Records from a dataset
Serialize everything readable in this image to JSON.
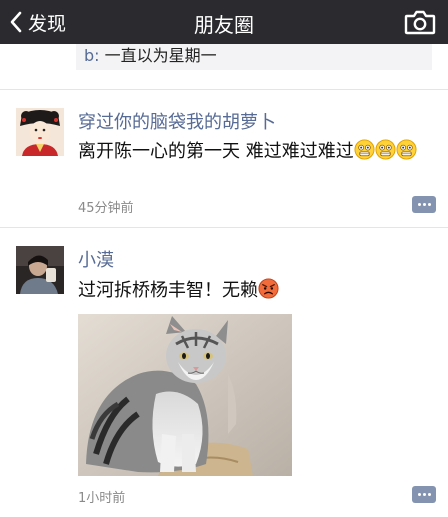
{
  "header": {
    "back_label": "发现",
    "title": "朋友圈"
  },
  "previous_comment": {
    "user": "b:",
    "text": " 一直以为星期一"
  },
  "posts": [
    {
      "username": "穿过你的脑袋我的胡萝卜",
      "text": "离开陈一心的第一天 难过难过难过",
      "emojis": [
        "grin-emoji",
        "grin-emoji",
        "grin-emoji"
      ],
      "time": "45分钟前"
    },
    {
      "username": "小漠",
      "text": "过河拆桥杨丰智！无赖",
      "emojis": [
        "angry-emoji"
      ],
      "time": "1小时前"
    }
  ],
  "colors": {
    "navbar": "#2b2b2f",
    "link": "#576b95",
    "comment_bg": "#f3f3f5"
  }
}
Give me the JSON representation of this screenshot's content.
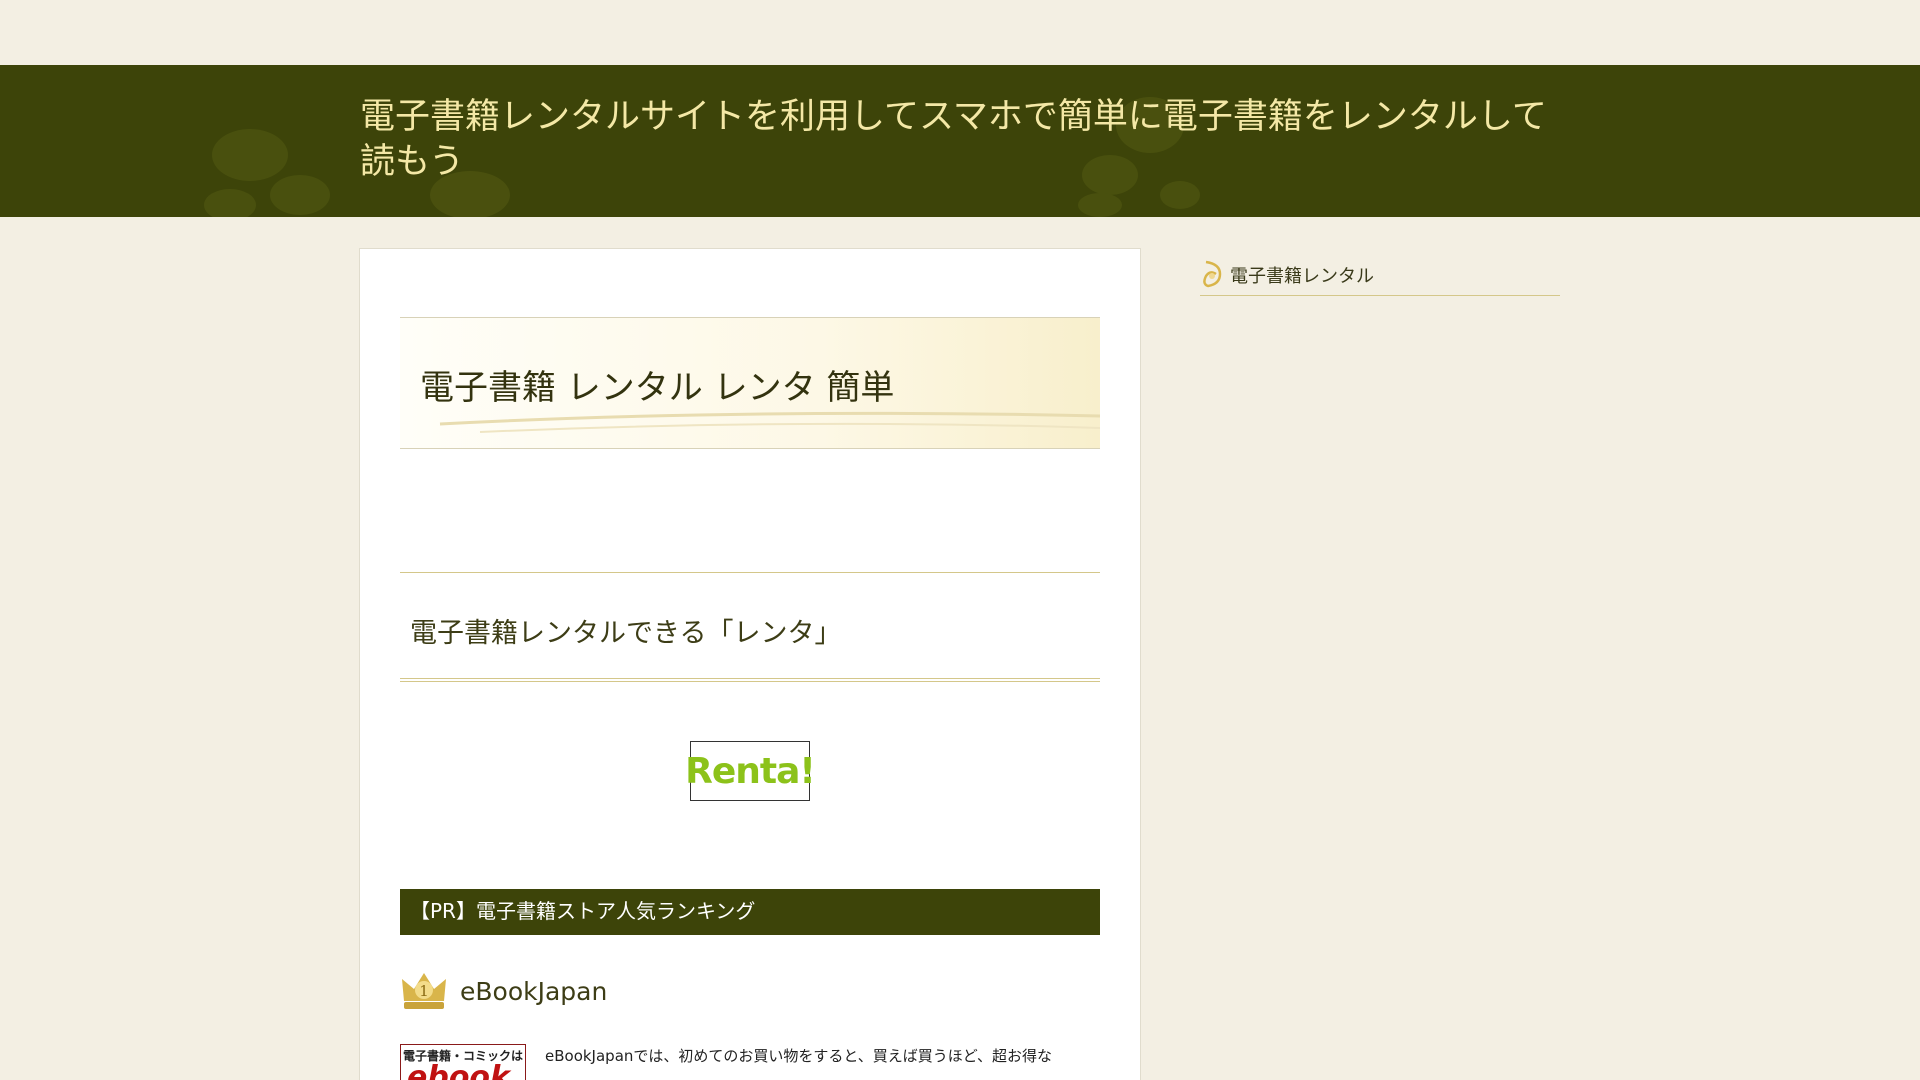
{
  "header": {
    "site_title": "電子書籍レンタルサイトを利用してスマホで簡単に電子書籍をレンタルして読もう"
  },
  "entry": {
    "title": "電子書籍 レンタル レンタ 簡単"
  },
  "section": {
    "heading": "電子書籍レンタルできる「レンタ」"
  },
  "renta_logo": {
    "text": "Renta!"
  },
  "ranking": {
    "bar_label": "【PR】電子書籍ストア人気ランキング",
    "items": [
      {
        "rank": "1",
        "name": "eBookJapan",
        "thumb_line1": "電子書籍・コミックは",
        "thumb_line2": "ebook",
        "description": "eBookJapanでは、初めてのお買い物をすると、買えば買うほど、超お得な"
      }
    ]
  },
  "sidebar": {
    "items": [
      {
        "label": "電子書籍レンタル"
      }
    ]
  },
  "colors": {
    "header_bg": "#3d4409",
    "title_text": "#f4e8a6",
    "accent_gold": "#d4c78a",
    "renta_green": "#8cc21a",
    "ebook_red": "#c01212"
  }
}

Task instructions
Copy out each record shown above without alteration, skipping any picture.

Task response
Serialize everything readable in this image to JSON.
{
  "header": {
    "back_label": "发现",
    "title": "朋友圈"
  },
  "previous_comment": {
    "user": "b:",
    "text": " 一直以为星期一"
  },
  "posts": [
    {
      "username": "穿过你的脑袋我的胡萝卜",
      "text": "离开陈一心的第一天 难过难过难过",
      "emojis": [
        "grin-emoji",
        "grin-emoji",
        "grin-emoji"
      ],
      "time": "45分钟前"
    },
    {
      "username": "小漠",
      "text": "过河拆桥杨丰智！无赖",
      "emojis": [
        "angry-emoji"
      ],
      "time": "1小时前"
    }
  ],
  "colors": {
    "navbar": "#2b2b2f",
    "link": "#576b95",
    "comment_bg": "#f3f3f5"
  }
}
Give me the JSON representation of this screenshot's content.
{
  "header": {
    "site_title": "電子書籍レンタルサイトを利用してスマホで簡単に電子書籍をレンタルして読もう"
  },
  "entry": {
    "title": "電子書籍 レンタル レンタ 簡単"
  },
  "section": {
    "heading": "電子書籍レンタルできる「レンタ」"
  },
  "renta_logo": {
    "text": "Renta!"
  },
  "ranking": {
    "bar_label": "【PR】電子書籍ストア人気ランキング",
    "items": [
      {
        "rank": "1",
        "name": "eBookJapan",
        "thumb_line1": "電子書籍・コミックは",
        "thumb_line2": "ebook",
        "description": "eBookJapanでは、初めてのお買い物をすると、買えば買うほど、超お得な"
      }
    ]
  },
  "sidebar": {
    "items": [
      {
        "label": "電子書籍レンタル"
      }
    ]
  },
  "colors": {
    "header_bg": "#3d4409",
    "title_text": "#f4e8a6",
    "accent_gold": "#d4c78a",
    "renta_green": "#8cc21a",
    "ebook_red": "#c01212"
  }
}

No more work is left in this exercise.